═══ Exercise data ═══

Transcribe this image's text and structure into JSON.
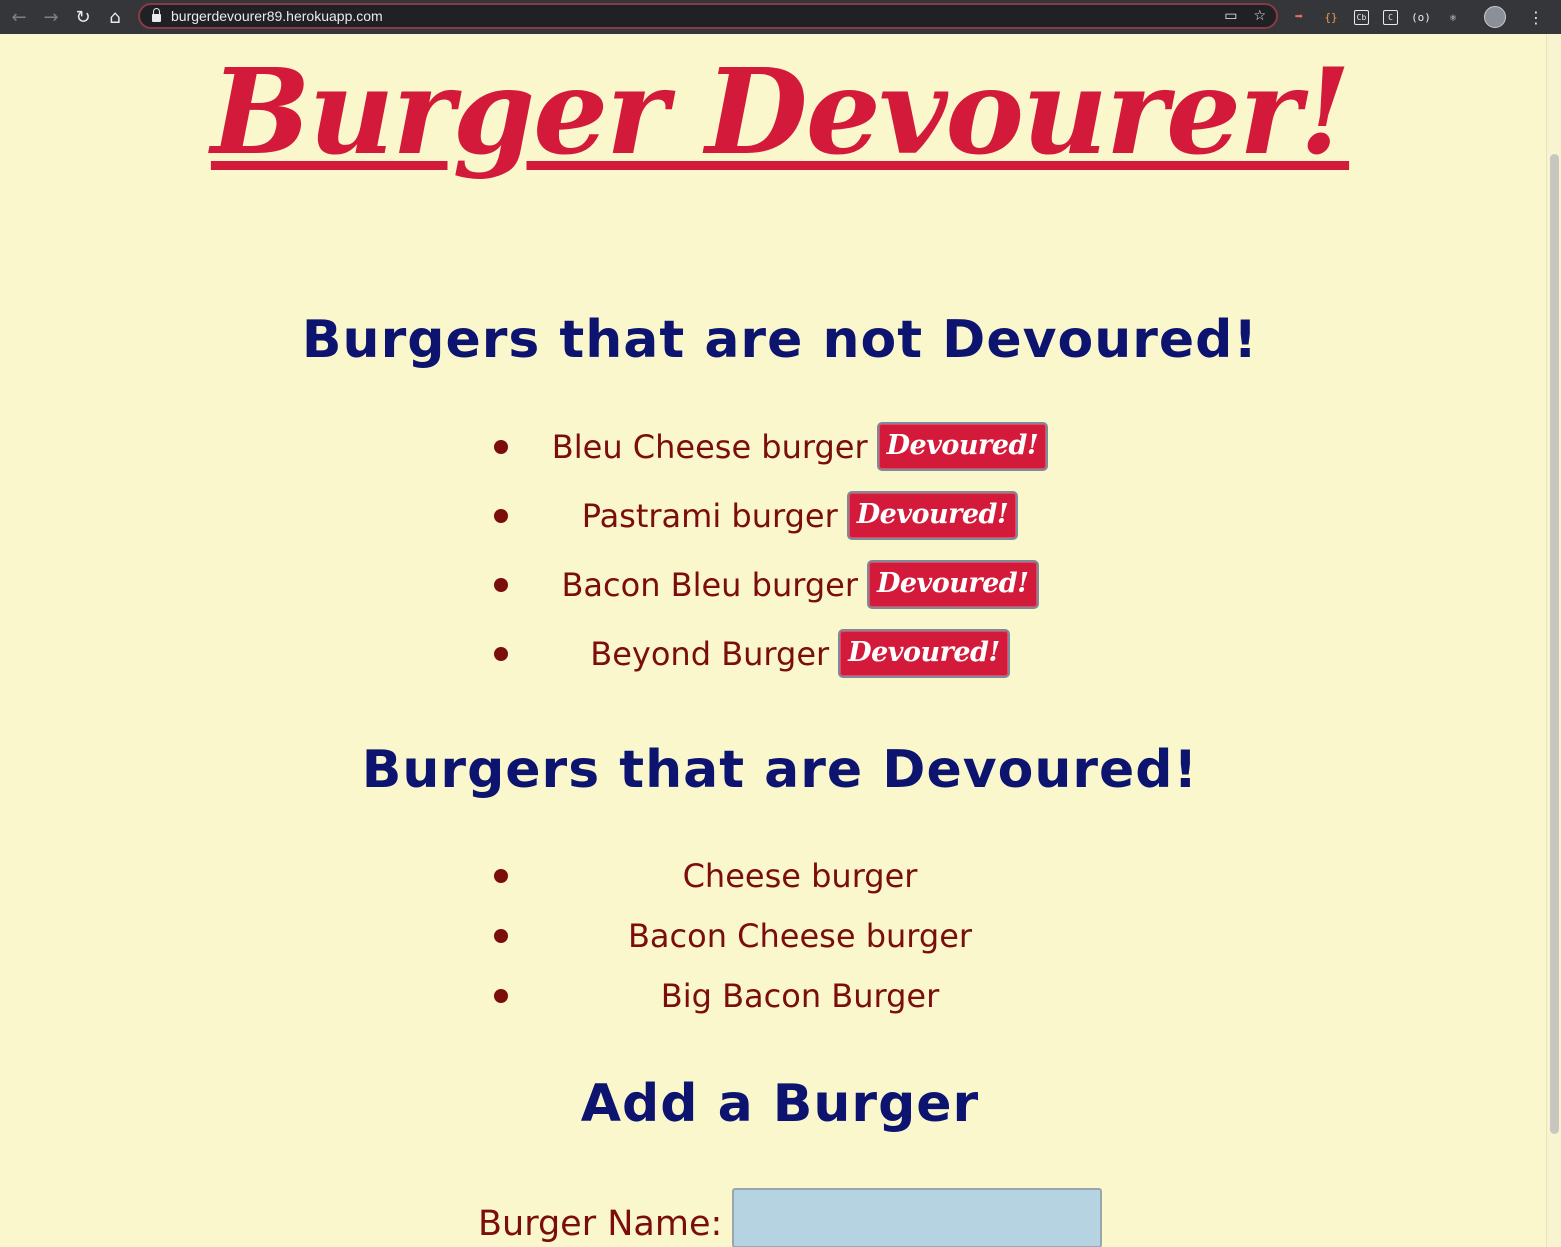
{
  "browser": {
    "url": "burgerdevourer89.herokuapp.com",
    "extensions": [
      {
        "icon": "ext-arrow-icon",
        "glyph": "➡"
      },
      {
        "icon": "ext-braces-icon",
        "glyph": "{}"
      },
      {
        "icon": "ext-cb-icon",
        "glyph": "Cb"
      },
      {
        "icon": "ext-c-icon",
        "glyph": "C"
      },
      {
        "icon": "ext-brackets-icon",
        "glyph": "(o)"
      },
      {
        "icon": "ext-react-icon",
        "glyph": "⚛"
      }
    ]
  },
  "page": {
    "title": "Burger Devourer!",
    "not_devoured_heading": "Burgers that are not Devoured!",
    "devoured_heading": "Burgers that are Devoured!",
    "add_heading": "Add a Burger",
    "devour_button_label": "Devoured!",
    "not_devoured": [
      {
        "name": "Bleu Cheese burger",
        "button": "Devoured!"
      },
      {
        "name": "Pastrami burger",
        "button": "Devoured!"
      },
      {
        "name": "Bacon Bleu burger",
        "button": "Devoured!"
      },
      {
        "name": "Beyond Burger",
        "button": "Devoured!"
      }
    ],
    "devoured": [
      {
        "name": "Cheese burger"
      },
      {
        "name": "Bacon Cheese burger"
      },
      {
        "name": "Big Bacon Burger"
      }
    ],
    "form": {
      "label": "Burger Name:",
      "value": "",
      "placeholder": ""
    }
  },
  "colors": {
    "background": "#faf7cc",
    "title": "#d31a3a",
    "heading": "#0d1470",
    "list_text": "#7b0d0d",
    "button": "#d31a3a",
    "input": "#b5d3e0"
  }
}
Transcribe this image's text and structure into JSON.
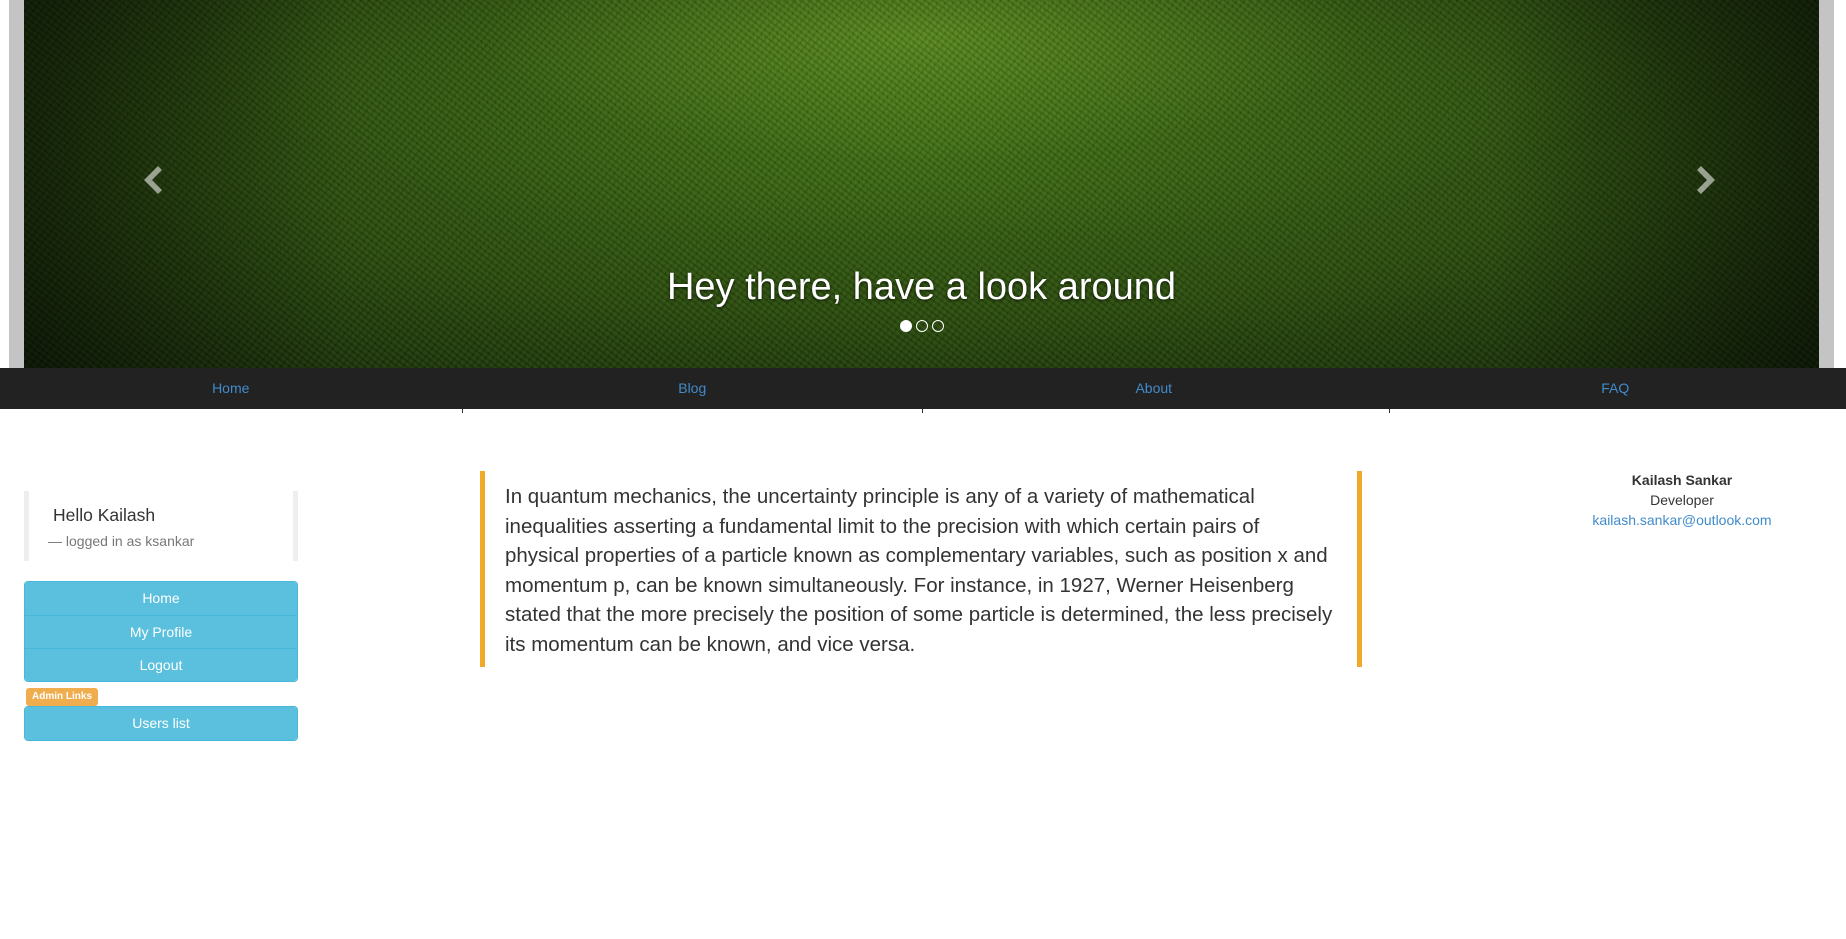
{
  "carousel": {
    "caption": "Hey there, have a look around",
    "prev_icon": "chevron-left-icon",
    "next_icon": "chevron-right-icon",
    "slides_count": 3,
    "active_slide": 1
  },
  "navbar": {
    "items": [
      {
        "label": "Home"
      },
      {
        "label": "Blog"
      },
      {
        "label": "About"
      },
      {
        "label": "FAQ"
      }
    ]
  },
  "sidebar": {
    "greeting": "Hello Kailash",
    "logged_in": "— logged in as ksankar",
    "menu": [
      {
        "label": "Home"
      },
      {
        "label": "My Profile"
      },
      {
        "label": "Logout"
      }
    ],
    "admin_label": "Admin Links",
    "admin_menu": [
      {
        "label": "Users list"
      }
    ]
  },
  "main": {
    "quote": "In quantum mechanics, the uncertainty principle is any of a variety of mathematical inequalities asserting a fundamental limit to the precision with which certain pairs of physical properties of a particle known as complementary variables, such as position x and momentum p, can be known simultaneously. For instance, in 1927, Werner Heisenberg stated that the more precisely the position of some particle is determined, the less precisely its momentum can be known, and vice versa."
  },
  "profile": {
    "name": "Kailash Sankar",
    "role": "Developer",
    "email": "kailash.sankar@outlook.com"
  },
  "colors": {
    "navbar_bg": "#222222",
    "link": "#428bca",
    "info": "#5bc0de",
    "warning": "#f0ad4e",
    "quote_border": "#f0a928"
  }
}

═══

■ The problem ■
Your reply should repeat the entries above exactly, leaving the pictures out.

■ Task answer ■
Transcribe this image's text and structure into JSON.
{
  "browser": {
    "url": "burgerdevourer89.herokuapp.com",
    "extensions": [
      {
        "icon": "ext-arrow-icon",
        "glyph": "➡"
      },
      {
        "icon": "ext-braces-icon",
        "glyph": "{}"
      },
      {
        "icon": "ext-cb-icon",
        "glyph": "Cb"
      },
      {
        "icon": "ext-c-icon",
        "glyph": "C"
      },
      {
        "icon": "ext-brackets-icon",
        "glyph": "(o)"
      },
      {
        "icon": "ext-react-icon",
        "glyph": "⚛"
      }
    ]
  },
  "page": {
    "title": "Burger Devourer!",
    "not_devoured_heading": "Burgers that are not Devoured!",
    "devoured_heading": "Burgers that are Devoured!",
    "add_heading": "Add a Burger",
    "devour_button_label": "Devoured!",
    "not_devoured": [
      {
        "name": "Bleu Cheese burger",
        "button": "Devoured!"
      },
      {
        "name": "Pastrami burger",
        "button": "Devoured!"
      },
      {
        "name": "Bacon Bleu burger",
        "button": "Devoured!"
      },
      {
        "name": "Beyond Burger",
        "button": "Devoured!"
      }
    ],
    "devoured": [
      {
        "name": "Cheese burger"
      },
      {
        "name": "Bacon Cheese burger"
      },
      {
        "name": "Big Bacon Burger"
      }
    ],
    "form": {
      "label": "Burger Name:",
      "value": "",
      "placeholder": ""
    }
  },
  "colors": {
    "background": "#faf7cc",
    "title": "#d31a3a",
    "heading": "#0d1470",
    "list_text": "#7b0d0d",
    "button": "#d31a3a",
    "input": "#b5d3e0"
  }
}
Transcribe this image's text and structure into JSON.
{
  "carousel": {
    "caption": "Hey there, have a look around",
    "prev_icon": "chevron-left-icon",
    "next_icon": "chevron-right-icon",
    "slides_count": 3,
    "active_slide": 1
  },
  "navbar": {
    "items": [
      {
        "label": "Home"
      },
      {
        "label": "Blog"
      },
      {
        "label": "About"
      },
      {
        "label": "FAQ"
      }
    ]
  },
  "sidebar": {
    "greeting": "Hello Kailash",
    "logged_in": "— logged in as ksankar",
    "menu": [
      {
        "label": "Home"
      },
      {
        "label": "My Profile"
      },
      {
        "label": "Logout"
      }
    ],
    "admin_label": "Admin Links",
    "admin_menu": [
      {
        "label": "Users list"
      }
    ]
  },
  "main": {
    "quote": "In quantum mechanics, the uncertainty principle is any of a variety of mathematical inequalities asserting a fundamental limit to the precision with which certain pairs of physical properties of a particle known as complementary variables, such as position x and momentum p, can be known simultaneously. For instance, in 1927, Werner Heisenberg stated that the more precisely the position of some particle is determined, the less precisely its momentum can be known, and vice versa."
  },
  "profile": {
    "name": "Kailash Sankar",
    "role": "Developer",
    "email": "kailash.sankar@outlook.com"
  },
  "colors": {
    "navbar_bg": "#222222",
    "link": "#428bca",
    "info": "#5bc0de",
    "warning": "#f0ad4e",
    "quote_border": "#f0a928"
  }
}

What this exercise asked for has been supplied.